[Data about app and page elements]
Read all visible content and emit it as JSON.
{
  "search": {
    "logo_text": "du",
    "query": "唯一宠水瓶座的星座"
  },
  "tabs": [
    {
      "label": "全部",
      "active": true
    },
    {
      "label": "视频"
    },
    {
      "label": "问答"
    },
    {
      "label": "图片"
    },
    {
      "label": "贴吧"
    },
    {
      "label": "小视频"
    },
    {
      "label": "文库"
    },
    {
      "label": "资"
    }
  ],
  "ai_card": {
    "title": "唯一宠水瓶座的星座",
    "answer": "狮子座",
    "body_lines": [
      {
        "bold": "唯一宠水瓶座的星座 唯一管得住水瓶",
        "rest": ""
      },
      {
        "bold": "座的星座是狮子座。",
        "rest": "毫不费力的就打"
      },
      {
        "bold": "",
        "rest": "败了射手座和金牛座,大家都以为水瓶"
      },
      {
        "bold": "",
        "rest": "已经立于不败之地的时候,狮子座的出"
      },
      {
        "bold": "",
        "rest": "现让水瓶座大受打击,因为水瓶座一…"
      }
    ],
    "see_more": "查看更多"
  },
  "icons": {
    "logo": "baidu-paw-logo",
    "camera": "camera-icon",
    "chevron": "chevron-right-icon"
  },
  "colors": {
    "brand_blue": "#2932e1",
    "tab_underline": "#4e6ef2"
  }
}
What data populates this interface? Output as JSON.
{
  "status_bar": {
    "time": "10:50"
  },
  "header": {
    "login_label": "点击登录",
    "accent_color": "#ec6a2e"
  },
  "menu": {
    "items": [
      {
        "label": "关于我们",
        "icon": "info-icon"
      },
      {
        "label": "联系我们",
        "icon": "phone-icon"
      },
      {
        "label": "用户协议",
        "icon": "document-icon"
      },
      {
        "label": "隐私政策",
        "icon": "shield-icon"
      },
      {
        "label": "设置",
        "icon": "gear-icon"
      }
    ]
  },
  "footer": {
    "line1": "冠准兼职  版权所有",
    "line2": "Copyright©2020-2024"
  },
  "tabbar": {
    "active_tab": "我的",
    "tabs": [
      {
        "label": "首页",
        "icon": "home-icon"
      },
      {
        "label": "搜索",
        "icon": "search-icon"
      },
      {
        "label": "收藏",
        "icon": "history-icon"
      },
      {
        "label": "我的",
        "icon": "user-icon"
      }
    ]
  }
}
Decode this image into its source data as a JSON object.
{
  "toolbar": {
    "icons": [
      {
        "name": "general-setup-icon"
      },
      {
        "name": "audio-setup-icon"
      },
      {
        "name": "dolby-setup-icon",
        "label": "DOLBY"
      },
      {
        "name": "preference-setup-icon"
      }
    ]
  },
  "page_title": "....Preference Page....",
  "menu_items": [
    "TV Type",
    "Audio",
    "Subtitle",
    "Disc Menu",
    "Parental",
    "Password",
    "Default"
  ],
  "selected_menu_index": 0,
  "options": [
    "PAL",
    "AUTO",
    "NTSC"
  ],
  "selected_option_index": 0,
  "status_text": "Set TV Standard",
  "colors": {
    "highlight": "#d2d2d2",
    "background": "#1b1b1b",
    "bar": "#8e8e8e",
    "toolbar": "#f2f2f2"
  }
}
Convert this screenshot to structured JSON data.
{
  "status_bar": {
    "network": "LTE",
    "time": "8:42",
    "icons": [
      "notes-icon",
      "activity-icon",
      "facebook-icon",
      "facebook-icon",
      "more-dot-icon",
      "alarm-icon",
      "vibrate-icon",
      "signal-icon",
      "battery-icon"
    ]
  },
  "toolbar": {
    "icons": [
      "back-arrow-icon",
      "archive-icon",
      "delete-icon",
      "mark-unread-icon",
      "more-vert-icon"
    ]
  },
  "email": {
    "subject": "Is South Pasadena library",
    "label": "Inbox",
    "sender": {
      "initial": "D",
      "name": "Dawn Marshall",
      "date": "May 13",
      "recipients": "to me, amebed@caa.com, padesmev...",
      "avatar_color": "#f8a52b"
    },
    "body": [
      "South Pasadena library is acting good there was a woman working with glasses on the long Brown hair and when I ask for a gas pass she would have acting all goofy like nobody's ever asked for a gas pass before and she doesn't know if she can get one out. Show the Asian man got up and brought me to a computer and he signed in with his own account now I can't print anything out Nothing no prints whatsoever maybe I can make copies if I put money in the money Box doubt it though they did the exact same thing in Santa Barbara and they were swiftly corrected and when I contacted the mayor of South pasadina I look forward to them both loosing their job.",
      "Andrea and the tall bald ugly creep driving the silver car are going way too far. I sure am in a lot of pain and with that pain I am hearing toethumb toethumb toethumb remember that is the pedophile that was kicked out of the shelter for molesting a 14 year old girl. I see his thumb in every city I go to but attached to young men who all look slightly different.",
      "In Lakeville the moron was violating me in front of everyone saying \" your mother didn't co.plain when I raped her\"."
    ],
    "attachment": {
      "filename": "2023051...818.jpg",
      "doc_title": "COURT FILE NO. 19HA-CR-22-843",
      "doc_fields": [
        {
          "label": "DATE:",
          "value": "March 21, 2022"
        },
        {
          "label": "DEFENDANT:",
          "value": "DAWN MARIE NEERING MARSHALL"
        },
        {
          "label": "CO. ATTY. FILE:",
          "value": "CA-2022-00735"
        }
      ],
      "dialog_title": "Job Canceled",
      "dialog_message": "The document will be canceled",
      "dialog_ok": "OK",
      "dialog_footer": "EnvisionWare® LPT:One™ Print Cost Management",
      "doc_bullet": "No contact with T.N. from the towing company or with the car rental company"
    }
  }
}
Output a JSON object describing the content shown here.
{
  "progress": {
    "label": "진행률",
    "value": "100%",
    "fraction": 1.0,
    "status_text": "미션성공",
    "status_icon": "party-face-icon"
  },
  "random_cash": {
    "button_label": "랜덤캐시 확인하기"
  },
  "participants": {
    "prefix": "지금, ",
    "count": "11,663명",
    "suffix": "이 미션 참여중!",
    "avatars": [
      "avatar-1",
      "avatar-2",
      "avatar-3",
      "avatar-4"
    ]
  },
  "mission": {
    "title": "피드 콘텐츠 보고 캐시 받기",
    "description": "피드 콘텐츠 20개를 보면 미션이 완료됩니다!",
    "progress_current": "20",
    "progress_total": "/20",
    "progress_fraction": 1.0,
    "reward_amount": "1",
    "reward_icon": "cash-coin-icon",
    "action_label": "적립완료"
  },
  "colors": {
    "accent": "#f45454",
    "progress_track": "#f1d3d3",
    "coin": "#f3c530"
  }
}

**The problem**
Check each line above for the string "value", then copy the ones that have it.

**Your response**
          "value": "March 21, 2022"
          "value": "DAWN MARIE NEERING MARSHALL"
          "value": "CA-2022-00735"
    "value": "100%",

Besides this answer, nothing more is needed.